The challenge: figure out why (possibly fix) the camera-demo app is producing images with poor tonal quality.
Given: Mightext TCE1209-U camera with demo application as well as sample project source in C++, C#, VB.
After much anticipation, camera arrives with 50mm lens adaptor already assembled. No power supply needed, USB will do! Software installation includes a device driver for Windows 7 and demo app (available from website). The demo application display image result similar to an oscilloscope, one line per time interval. Output options are Windows bitmap or raw ASCII files.
With Windows bitmap option known to be a problem, I am diving in to work with the ASCII output option. Here is one of my ‘better’ result from the first try. Here, I am swiping the camera view across my kitchen. You can see a blur version of my daughter in silhouette.
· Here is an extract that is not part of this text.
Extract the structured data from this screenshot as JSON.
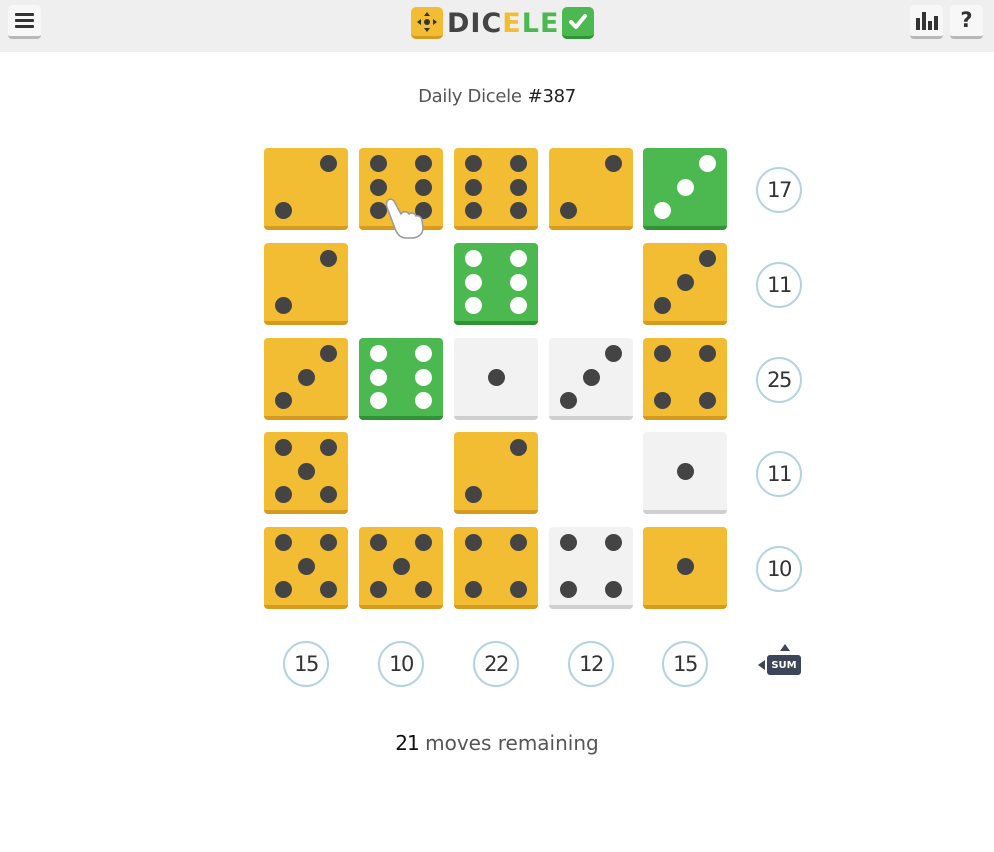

For a better test, I printed the following test page with grayscale (short of buying a Kodak IT-8 target).
The ascii output files each contain 2048 lines (camera pixel width) . Each pixel has a depth from 0 – 4098 (12 bits per pixel) and is represented in a line delimited by a carriage return. Since displays and common pictorial file formats are in 8bits per pixel, I am writing the utility to requantize 12bpp ASCII into 8bpp binary image. With .NET library, System.Drawing.Bitmap class offer all of the features I need to manipulate and save the files into bmp, gif, tif, png, jpg and others. For better visual result, I am applying histogram equalization to minimize the bit depth compression (12bpp to 8bpp). Here is my result.
The utility app has three tab pages, Source, Image processing and Storage. Source code in C#, Visual Studio 2008 solution is available on GitHub. Included in the solution is a debug executable, test source files and results.
Image processing – Internally, it loads all the source files to find image black point, white point, mode and number of shades. It also builds a histogram and look-up-table for 12bpp->8bpp conversion. User may write the histogram to file (ASCII) for more detail analysis. Also, user may override the histogram-equalization-look-up-table by changing the white point and black point.
Storage – Internally, it loads all the source files, apply histogram-equalization (above mentioned) to assemble an 8bit per pixel bitmap which is then saved as bmp, gif, tif, png or jpg.
Conclusion / Next step:
Probably should invest more time investigating the tone reproduction issue. Instead, a quick utility is devised and moving onward to the next solution by writing a replacement demo app. Most of the features in this utility will be ported to the next.
Future enhancements are as follow:
1) an auto-gamma correction
2) a display of the cumulative histogram.
3) FFT filter to remove sine wave if the vertical lines in the image are not artifacts by yours truly.
4) save image into png16.
5) high dynamic range feature to blend the additional 4 bits of data (alternative bit depth conversion 12bpp -> 8bpp).
6) write a demo-app replacement that display live image and output better pictorial binary image files.
1) Peripheral photography article by Andrew Davidhazy.
2) Digital Image Processing by Gonzalez, Woods. – class text – Digital Image processing I with Dr. Rao at Rochester Institute of Technology.
3) My viewer exercise project in C#, Visual Studio 2005
4) Mightex TCE1209-U camera documentation.
5) Photographics Materials & Processes by Dr. Strobel – class text – M&P with Dr. Strobel, Jack Holm, Russ Kraus at Rochester Institute of Technology.